Understanding School Segregation in England: 2011 and to 2016

Working with the Institute of Community Cohesion (iCoCo) Foundation and education data analytics company, SchoolDash, The Challenge conducted research on segregation in England’s 20,000+ state schools. We found that thousands of schools are divided along ethnic and socioeconomic lines. The report set out six key recommendations to ensure school intakes are more representative of local communities across both ethnicity and socio-economic status. This included recommendations for central government, local government and all individual schools.

Segregation should be understood as a multi-faceted concept related to the various possible divisions within and between communities

Understanding School Segregation in England

Key findings

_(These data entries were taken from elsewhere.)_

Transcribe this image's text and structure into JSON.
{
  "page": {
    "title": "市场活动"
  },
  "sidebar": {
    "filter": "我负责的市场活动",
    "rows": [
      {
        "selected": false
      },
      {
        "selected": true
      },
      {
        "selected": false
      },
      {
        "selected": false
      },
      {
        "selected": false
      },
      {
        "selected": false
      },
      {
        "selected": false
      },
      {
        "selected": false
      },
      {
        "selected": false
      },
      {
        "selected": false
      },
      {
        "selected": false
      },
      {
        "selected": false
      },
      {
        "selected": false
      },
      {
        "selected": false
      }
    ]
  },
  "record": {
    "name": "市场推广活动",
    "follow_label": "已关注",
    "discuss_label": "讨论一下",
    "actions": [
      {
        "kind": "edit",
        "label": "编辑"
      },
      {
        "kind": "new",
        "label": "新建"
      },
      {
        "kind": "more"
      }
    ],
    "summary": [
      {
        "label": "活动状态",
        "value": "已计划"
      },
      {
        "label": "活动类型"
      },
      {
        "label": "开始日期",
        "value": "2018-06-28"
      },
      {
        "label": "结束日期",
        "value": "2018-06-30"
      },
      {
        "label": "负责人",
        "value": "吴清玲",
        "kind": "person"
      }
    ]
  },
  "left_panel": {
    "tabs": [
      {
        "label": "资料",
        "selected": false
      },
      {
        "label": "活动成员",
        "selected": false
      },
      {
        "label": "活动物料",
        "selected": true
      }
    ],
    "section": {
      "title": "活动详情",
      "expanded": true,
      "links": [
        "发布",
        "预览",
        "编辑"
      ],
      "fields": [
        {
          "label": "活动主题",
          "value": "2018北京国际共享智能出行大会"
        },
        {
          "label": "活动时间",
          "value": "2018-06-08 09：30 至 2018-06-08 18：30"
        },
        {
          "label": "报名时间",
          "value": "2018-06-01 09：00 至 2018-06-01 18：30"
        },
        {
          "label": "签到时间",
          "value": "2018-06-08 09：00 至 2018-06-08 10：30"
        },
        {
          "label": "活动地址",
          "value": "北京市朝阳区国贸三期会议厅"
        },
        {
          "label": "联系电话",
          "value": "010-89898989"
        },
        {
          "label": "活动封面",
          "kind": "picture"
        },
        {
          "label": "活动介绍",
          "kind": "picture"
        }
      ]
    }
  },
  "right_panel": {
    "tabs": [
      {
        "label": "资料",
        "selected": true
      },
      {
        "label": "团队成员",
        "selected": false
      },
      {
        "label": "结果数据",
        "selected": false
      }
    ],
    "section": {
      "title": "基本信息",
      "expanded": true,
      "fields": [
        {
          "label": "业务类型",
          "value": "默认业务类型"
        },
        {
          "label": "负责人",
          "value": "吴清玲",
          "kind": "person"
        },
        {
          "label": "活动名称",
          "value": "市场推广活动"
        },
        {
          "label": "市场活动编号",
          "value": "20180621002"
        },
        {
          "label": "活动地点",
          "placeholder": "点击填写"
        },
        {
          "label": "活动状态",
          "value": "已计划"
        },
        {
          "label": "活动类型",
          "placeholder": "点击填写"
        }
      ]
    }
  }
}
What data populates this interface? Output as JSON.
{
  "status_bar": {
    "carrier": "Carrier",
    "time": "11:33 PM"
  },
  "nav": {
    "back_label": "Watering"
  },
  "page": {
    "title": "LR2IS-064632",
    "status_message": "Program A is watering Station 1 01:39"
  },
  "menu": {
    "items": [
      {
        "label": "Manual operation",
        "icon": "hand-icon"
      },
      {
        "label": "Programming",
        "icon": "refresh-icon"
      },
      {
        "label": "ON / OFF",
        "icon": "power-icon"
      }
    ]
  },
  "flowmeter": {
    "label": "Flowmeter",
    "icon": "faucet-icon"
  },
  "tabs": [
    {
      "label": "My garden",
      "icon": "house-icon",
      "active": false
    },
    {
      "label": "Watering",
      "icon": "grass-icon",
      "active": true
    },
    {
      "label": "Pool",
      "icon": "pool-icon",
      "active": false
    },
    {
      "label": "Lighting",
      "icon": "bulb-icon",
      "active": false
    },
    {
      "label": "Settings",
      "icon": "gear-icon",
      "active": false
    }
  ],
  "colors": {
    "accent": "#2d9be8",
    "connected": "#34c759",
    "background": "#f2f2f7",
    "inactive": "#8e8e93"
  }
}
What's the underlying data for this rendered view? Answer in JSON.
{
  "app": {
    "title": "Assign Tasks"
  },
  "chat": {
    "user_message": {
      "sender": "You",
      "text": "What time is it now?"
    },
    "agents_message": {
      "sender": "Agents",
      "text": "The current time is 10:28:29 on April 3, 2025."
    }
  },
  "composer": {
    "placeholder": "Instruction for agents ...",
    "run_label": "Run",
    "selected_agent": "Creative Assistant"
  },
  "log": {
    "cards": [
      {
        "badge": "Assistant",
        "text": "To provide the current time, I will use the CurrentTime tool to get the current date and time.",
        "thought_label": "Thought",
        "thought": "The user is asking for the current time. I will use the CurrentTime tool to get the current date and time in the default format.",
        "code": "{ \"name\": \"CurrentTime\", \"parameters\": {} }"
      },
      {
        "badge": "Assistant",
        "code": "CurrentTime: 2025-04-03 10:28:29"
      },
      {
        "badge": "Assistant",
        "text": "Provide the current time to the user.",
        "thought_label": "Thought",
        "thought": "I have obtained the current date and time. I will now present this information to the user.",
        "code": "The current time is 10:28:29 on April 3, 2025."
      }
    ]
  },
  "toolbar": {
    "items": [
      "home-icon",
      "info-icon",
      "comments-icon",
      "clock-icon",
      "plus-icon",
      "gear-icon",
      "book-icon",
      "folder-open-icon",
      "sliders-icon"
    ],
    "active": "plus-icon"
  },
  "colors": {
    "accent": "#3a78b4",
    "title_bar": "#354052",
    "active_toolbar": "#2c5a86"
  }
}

  • Those areas of the UK most deeply segregated along ethnic lines in 2011 had made little progress by 2016 in overcoming these divisions. Segregation in some areas had even increased, for example in Blackburn with Darwen and Kirklees.
  • While in some areas there is a connection between school segregation and residential segregation, in some there is not. London is highly diverse and, apart from a small number of areas, is not marked by high levels of residential segregation. Yet, London experiences high levels of school segregation in many areas.
  • We also found a socio-economic divide in schools, although one which appeared to have improved between 2011 and 2016. In 2016, 30% of primary schools and 28% of secondary schools were found to be segregated by Free School Meal (FSM) eligibility, whereas in 2011 these figures were 34% and 32% respectively.
  • To foster more integrated schools, the Government should build on the 2016 Casey Review to set out a clear direction for tackling segregation in the UK, including in schools.
  • Local government, faith schools, academy chains and all individual schools should review their practice, including their impact on neighbouring schools, and support joint interventions to tackle segregation wherever possible.
  • School governors should publish details of their intake, comparing trends over time and working with parents to develop open, transparent arrangements to support integration.
  • The Government, local authorities, academy chains and school leaders should continue to promote the National Citizen Service (NCS) programme and other social action schemes that bring young people together from different backgrounds.
  • All schools should ensure that young people learn about difference, in the context of British values, and have the opportunity to build intercultural competence and religious literacy.

Interested in learning about our Policy Impact?

We believe that, through reforming and growing institutions and practices in small but intelligent ways, policymakers and social entrepreneurs could substantially increase integration between different people.

Visit our Policy Impact page.